Baltimore, MD 21287 map
Glenn Jordan Treisman is the Eugene Meyer III Professor of Psychiatry and Medicine, Director of the AIDS Psychiatry Service, Co-Director of the Chronic Pain Treatment Program at the Johns Hopkins University School of Medicine.
Dr. Treisman is internationally known for his engaging presentations, his scholarlydefense of psychiatry, and his vigorous commitment to the betterment of patient care for underserved populations. He is best known for his groundbreaking work in the field of HIV, where he has been described as “the father of AIDS psychiatry.” He is involved in the care of psychiatrically ill HIV infected patients and has been since early in the epidemic, and has described and raised awareness of the role of mental illness as a driving force in the HIV epidemic as well as a barrier to effective care. He is the author of The Psychiatry of AIDS, the first comprehensive textbook on the subject, as well as numerous articles on the issues of mental health in the HIV clinic. He was recognized for this work by the American College of Physicians with the presentation of the William C. Menninger Memorial Award for Distinguished Contribution to the Science of Mental Health in 2006.
Starting with his Ph.D. in Pharmacology and his background in geriatric psychiatry, Dr. Treisman has worked at the interface between medicine and psychiatry, and has become a noted clinical expert on depression, addiction, personality disorders, chronic pain, and the interaction between psychiatric disorders and medical illness. From 2011 through 2014, with selection based upon a peer survey, Dr. Treisman appeared among Baltimore Magazine’s Top Doctors.
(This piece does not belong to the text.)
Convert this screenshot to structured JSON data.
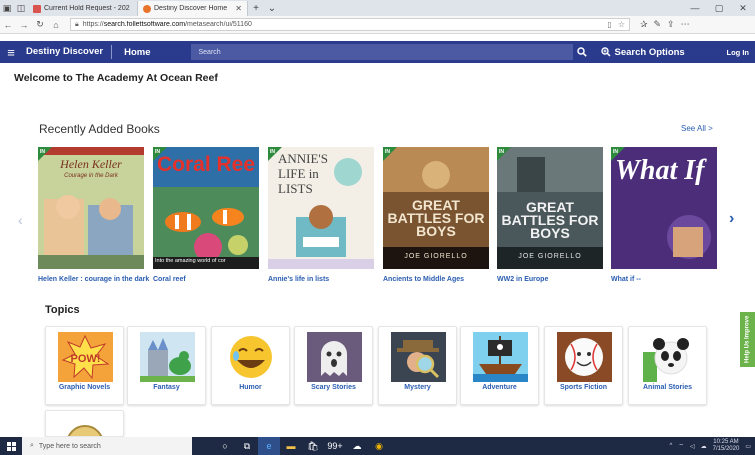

His lectures on psychiatry and medical ethics have earned him international invitations and eponymous lectures including the prestigious Mapother Lecture in London and Findling Lecture at the Mayo Clinic. Dr. John G. Bartlett has referred to his lecture on DNR orders and medical ethics as “the Gettysburg Address of medicine”. He is invited to give grand rounds presentations throughout the United States, and is a favorite at HIV meetings and courses throughout the world.
- Director, AIDS Psychiatry Service
- Eugene Meyer III Professor of Psychiatry and Medicine
- Professor of Psychiatry and Behavioral Sciences
- Professor of Medicine
- MD, University of Michigan Medical School (1987)
- Johns Hopkins University School of Medicine (1991)
- American Board of Psychiatry & Neurology / Psychiatry (1993)
Research & Publications
- Treisman, G. J., Angelino, A. F., Hutton, H. E., Psychiatric Issues in the Management of Patients With HIV Infection. GRAND ROUNDS; JAMA 2001, 286 (22) 2857-2864.
- Treisman, G.J. Kaplin A., Neurologic and psychiatric complications of antiretroviral agents. AIDS 2002,16:1201-1215.
- Treisman, G. J., Fishman, M., Schwartz, J., Lyketsos, C. G., Treatment of psychiatric disorders in patients infected with HIV. Psychitratic Treatment of the Medically Ill, Robinson RG and Yates WR (Eds), Marcel and Dekker, 1999 B. Bencherif, G.J. Treisman, J.K. Zubieta, N.Ilgin, M.J. Stumpf, O. Radcliffe, H.T. Ravert,W.B. Mathews, J.L. Musachio, R.F. Dannals and J.J. Frost. Mu opioid receptor upregulation induced by antidepressant treatment correlates with mood improvement in females, but not in males. Journal of Nuclear Medicine 38(5):108P.
- Lyketsos, C. G., Hanson, A. L., Fishman, M., Rosenblatt, A., McHugh, P. R., Treisman, G. J.: Mania early and late in the course of human immunodeficiency virus infection. The American Journal of Psychiatry, 1993:150(2): 326-327.